New-for-2020 GT3 cars and Evos could be permitted to compete in next year’s Liqui-Moly Bathurst 12 Hour, as part of an active effort by the FIA and SRO to homologate and set the initial Balance of Performance prior to the start of each calendar year.
The potential change comes in the wake of manufacturers being forced to run previous-generation GT3 machinery in the Intercontinental GT Challenge powered by Pirelli season-opener due to event rules prohibiting un-homologated or BoP’ed cars.
Sportscar365 has learned that a proposal is in place for an earlier homologation date for GT3 cars.
Currently, final homologation from the FIA is only received in February or March each year, with the change potentially moving it up to as early as September of the previous year, which would allow the SRO to conduct its BoP test prior to the early February Bathurst date.

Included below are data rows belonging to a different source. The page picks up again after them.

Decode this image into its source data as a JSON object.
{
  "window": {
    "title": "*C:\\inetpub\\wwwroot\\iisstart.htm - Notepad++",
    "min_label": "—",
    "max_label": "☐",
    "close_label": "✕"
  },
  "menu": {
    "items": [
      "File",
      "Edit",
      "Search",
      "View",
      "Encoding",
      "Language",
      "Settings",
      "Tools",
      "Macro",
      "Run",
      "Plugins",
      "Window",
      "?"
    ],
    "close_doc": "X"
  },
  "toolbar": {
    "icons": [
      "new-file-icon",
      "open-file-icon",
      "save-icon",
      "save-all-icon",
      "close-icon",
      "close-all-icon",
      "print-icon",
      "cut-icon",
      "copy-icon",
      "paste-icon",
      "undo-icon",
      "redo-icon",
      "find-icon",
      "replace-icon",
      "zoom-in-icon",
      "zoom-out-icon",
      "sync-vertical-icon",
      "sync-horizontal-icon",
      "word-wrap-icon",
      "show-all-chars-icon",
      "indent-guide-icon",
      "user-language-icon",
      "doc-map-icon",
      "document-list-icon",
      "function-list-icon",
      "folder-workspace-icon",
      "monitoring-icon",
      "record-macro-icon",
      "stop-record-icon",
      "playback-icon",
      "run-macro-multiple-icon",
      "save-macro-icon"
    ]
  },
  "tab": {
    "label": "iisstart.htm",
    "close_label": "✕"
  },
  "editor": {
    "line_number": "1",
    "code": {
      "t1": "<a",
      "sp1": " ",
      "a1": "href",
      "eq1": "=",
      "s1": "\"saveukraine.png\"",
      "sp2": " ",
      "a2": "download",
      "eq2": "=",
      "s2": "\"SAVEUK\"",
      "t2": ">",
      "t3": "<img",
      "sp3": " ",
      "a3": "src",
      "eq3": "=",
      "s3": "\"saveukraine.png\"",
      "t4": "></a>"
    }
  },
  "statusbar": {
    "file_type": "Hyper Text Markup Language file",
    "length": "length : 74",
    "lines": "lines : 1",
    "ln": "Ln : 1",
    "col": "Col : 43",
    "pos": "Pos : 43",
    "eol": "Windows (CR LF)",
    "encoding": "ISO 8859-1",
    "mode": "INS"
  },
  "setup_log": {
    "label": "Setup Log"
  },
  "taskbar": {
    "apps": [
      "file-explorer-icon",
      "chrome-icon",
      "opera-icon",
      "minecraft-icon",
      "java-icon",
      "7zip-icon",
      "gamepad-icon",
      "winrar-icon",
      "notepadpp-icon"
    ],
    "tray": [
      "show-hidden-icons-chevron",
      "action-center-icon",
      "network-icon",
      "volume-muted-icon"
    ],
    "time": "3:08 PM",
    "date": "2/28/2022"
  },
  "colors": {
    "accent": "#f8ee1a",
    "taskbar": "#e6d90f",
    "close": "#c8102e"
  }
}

SRO founder and CEO Stephane Ratel believes that a solution will be found, potentially for as early as next year.
“We’ll definitely need that,” Ratel told Sportscar365. “We really have a problem with Intercontinental not having [new cars] for Bathurst. We need to solve that.
“Claude [Surmont, SRO technical director] is working on that with the FIA to have an earlier homologation for the cars to be eligible, BoP tested in time for Bathurst and the full Intercontinental [GT Challenge].”
Ratel said the idea would be to have the annual SRO BoP test moved to October.
“The homologation will take place in September so it would allow us to do a BoP test in October when the weather is still OK in Europe and be ready to go,” he said.
“I hope to have it as soon as possible. I’d like for it to be for next year.”
While largely in support of the expedited homologation process, some manufacturers have cautioned the timing of such a shift.
“It’s about defining the right year to start this,” Head of Mercedes-AMG Customer Racing Stefan Wendl told Sportscar365.
“It must be in line with the development schedule for the manufacturers already developing cars that they are not under pressure.
“At the same time you also need to make the BoP process earlier, for the FIA and SRO side.
“Those are the needs; everyone knows about it. Now it’s question of which time frame this could be [achieved].”
Wendl has suggested potentially delaying the introduction of the new timing until the next GT3 homologation cycle, which is due to begin in 2022.
“I think it would be easy to change something for the next homologation period,” he said.
“But knowing that more or less all the manufacturers have brought new cars or Evos and everyone’s waiting our ours, I think it’s maybe a discussion in the next working group if the FIA is able to do this earlier by one or two months.”
The FIA has recently undergone a significant change in its BoP process, having eliminated on-track running at Ladoux and instead relying exclusively on wind tunnel and dyno testing.